Assignment: Nothing in the entries may change when you repeat them, and no images may appear.

Material for the task:
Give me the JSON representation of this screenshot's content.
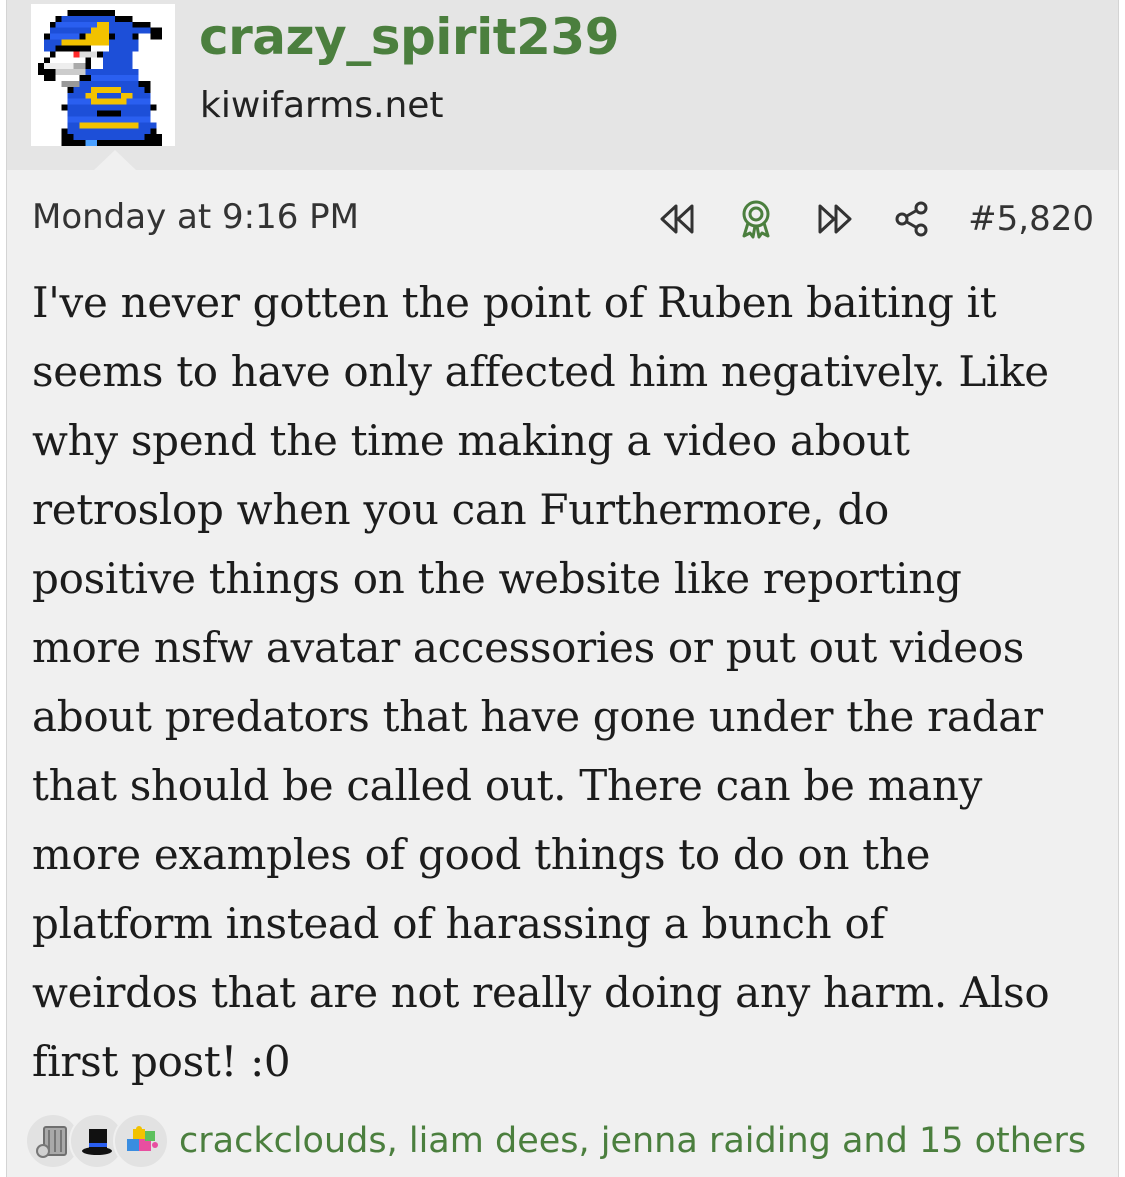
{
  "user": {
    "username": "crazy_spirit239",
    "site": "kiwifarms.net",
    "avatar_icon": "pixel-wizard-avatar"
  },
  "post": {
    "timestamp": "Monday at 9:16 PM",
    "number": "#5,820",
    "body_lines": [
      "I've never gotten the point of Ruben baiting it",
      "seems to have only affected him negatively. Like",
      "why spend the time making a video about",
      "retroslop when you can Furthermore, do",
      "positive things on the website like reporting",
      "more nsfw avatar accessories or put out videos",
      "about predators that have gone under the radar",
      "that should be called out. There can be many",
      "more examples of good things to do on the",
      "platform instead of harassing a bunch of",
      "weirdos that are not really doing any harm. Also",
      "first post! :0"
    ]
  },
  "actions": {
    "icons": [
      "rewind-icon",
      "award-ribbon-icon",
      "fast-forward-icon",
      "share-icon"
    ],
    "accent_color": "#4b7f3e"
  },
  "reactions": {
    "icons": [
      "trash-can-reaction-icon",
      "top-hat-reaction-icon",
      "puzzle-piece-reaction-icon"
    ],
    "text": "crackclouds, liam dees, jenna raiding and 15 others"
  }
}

Output:
Give me the JSON representation of this screenshot's content.
{
  "user": {
    "username": "crazy_spirit239",
    "site": "kiwifarms.net",
    "avatar_icon": "pixel-wizard-avatar"
  },
  "post": {
    "timestamp": "Monday at 9:16 PM",
    "number": "#5,820",
    "body_lines": [
      "I've never gotten the point of Ruben baiting it",
      "seems to have only affected him negatively. Like",
      "why spend the time making a video about",
      "retroslop when you can Furthermore, do",
      "positive things on the website like reporting",
      "more nsfw avatar accessories or put out videos",
      "about predators that have gone under the radar",
      "that should be called out. There can be many",
      "more examples of good things to do on the",
      "platform instead of harassing a bunch of",
      "weirdos that are not really doing any harm. Also",
      "first post! :0"
    ]
  },
  "actions": {
    "icons": [
      "rewind-icon",
      "award-ribbon-icon",
      "fast-forward-icon",
      "share-icon"
    ],
    "accent_color": "#4b7f3e"
  },
  "reactions": {
    "icons": [
      "trash-can-reaction-icon",
      "top-hat-reaction-icon",
      "puzzle-piece-reaction-icon"
    ],
    "text": "crackclouds, liam dees, jenna raiding and 15 others"
  }
}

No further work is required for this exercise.